I have listened to and read most of Hamilton's works, and though I enjoyed this one a lot, it doesn't stack up to his later Novels. Hamilton's brilliance is in crafting expansive epics with a diverse cast of brilliant and intrepid characters. This novel, while imaginative, simply lacks the scope, scale, and depth that lend greatness to some of his later works. I am still sincerely hoping that an audio publisher decides to put his Night's Dawn trilogy on here eventually!

3 of 4 people found this review helpful

  • The Name of the Wind

  • (Kingkiller Chronicle, Book 1)
  • By: Patrick Rothfuss
  • Narrated by: Nick Podehl
  • Length: 27 hrs and 55 mins
  • Unabridged
  • Overall
    4.5 out of 5 stars 68,464
  • Performance
    4.5 out of 5 stars 62,435
  • Story
    4.5 out of 5 stars 62,529

This is a tale of sorrow, a tale of survival, a tale of one man's search for meaning in his universe, and how that search, and the indomitable will that drove it, gave birth to a legend.

  • 5 out of 5 stars
  • Starts off slow but once it gets going...<br />

  • By Dallas on 04-10-18

An Unexpected Masterpiece

Overall
5 out of 5 stars
Performance
5 out of 5 stars
Story
5 out of 5 stars

Reviewed: 01-21-14

What did you love best about The Name of the Wind?

With most fantasy novels, you get bogged down in remembering the complex mythos of the world's history, the ridiculous lineages and names of the characters and ruling families, or in suspending disbelief for the system of magic that governs the world. This book leaves all of these issues behind, and crafts a world of magic and politics as easy to believe in as our own.

Rothfuss' brilliance is that for all of the fantastical elements of his story, he spends his greatest effort crafting complex and imperfect characters that we can empathize with, and grow to care about. Kvothe the child is recognizable in the innkeeper Kote, underneath the weight of years, experience and sadness that weigh him down. This layering of depth is difficult to craft, and all the more precious when it's done right. When you are done reading this book, you want nothing more than to find out more about what happened, and I fully expect that when this series ends I will return to it again and again because I will miss the friends that I came to know in reading it.

Who was your favorite character and why?

Master Iloden is a brilliant character. Whimsical and mysterious, he is the best kind of teacher, and the best kind of inspiration for the young and the brilliant. He may be mad, but he understands the world better than any of the sane, real or imagined.

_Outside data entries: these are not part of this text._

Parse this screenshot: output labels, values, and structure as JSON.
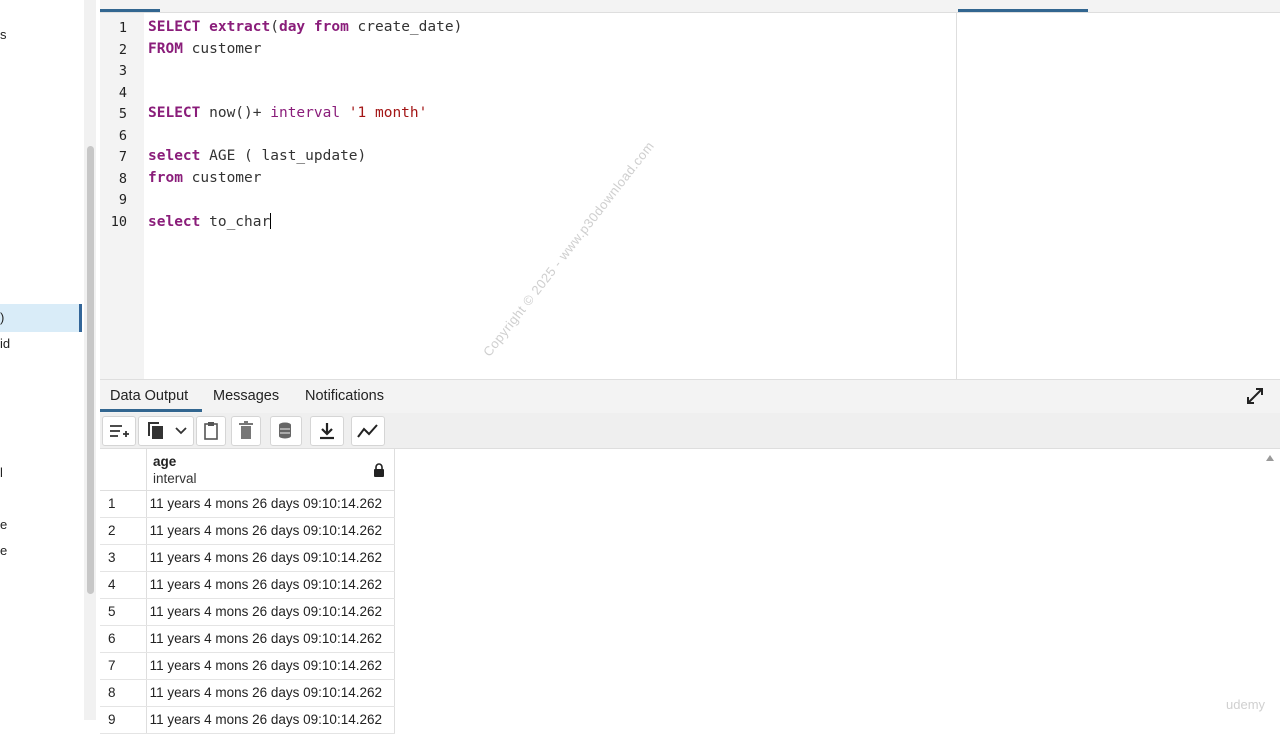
{
  "sidebar": {
    "fragments": [
      "s",
      ")",
      "id",
      "l",
      "e",
      "e"
    ]
  },
  "editor": {
    "line_numbers": [
      "1",
      "2",
      "3",
      "4",
      "5",
      "6",
      "7",
      "8",
      "9",
      "10"
    ],
    "lines": {
      "l1": {
        "k1": "SELECT",
        "k2": "extract",
        "k3": "day",
        "k4": "from",
        "rest": " create_date)"
      },
      "l2": {
        "k1": "FROM",
        "rest": " customer"
      },
      "l5": {
        "k1": "SELECT",
        "mid": " now()+ ",
        "k2": "interval",
        "str": " '1 month'"
      },
      "l7": {
        "k1": "select",
        "rest": " AGE ( last_update)"
      },
      "l8": {
        "k1": "from",
        "rest": " customer"
      },
      "l10": {
        "k1": "select",
        "rest": " to_char"
      }
    }
  },
  "watermark": "Copyright © 2025 - www.p30download.com",
  "results": {
    "tabs": [
      "Data Output",
      "Messages",
      "Notifications"
    ],
    "column": {
      "name": "age",
      "type": "interval"
    },
    "rows": [
      {
        "n": "1",
        "v": "11 years 4 mons 26 days 09:10:14.262"
      },
      {
        "n": "2",
        "v": "11 years 4 mons 26 days 09:10:14.262"
      },
      {
        "n": "3",
        "v": "11 years 4 mons 26 days 09:10:14.262"
      },
      {
        "n": "4",
        "v": "11 years 4 mons 26 days 09:10:14.262"
      },
      {
        "n": "5",
        "v": "11 years 4 mons 26 days 09:10:14.262"
      },
      {
        "n": "6",
        "v": "11 years 4 mons 26 days 09:10:14.262"
      },
      {
        "n": "7",
        "v": "11 years 4 mons 26 days 09:10:14.262"
      },
      {
        "n": "8",
        "v": "11 years 4 mons 26 days 09:10:14.262"
      },
      {
        "n": "9",
        "v": "11 years 4 mons 26 days 09:10:14.262"
      }
    ]
  },
  "brand": "udemy",
  "colors": {
    "accent": "#326690",
    "keyword": "#8a1d7a",
    "string": "#a31515",
    "selected": "#d9ecf8"
  }
}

What about Nick Podehl’s performance did you like?

Nick Podehl articulates this story to perfection. His variations in cadence, accent, and emotion convey the brilliance of the story and the personalities of the characters as well as any narrator I have ever heard. Having listened to this performance, I would find a different author reading the future installments as difficult to countenance as a different author from Rothfuss completing the series.

1 of 2 people found this review helpful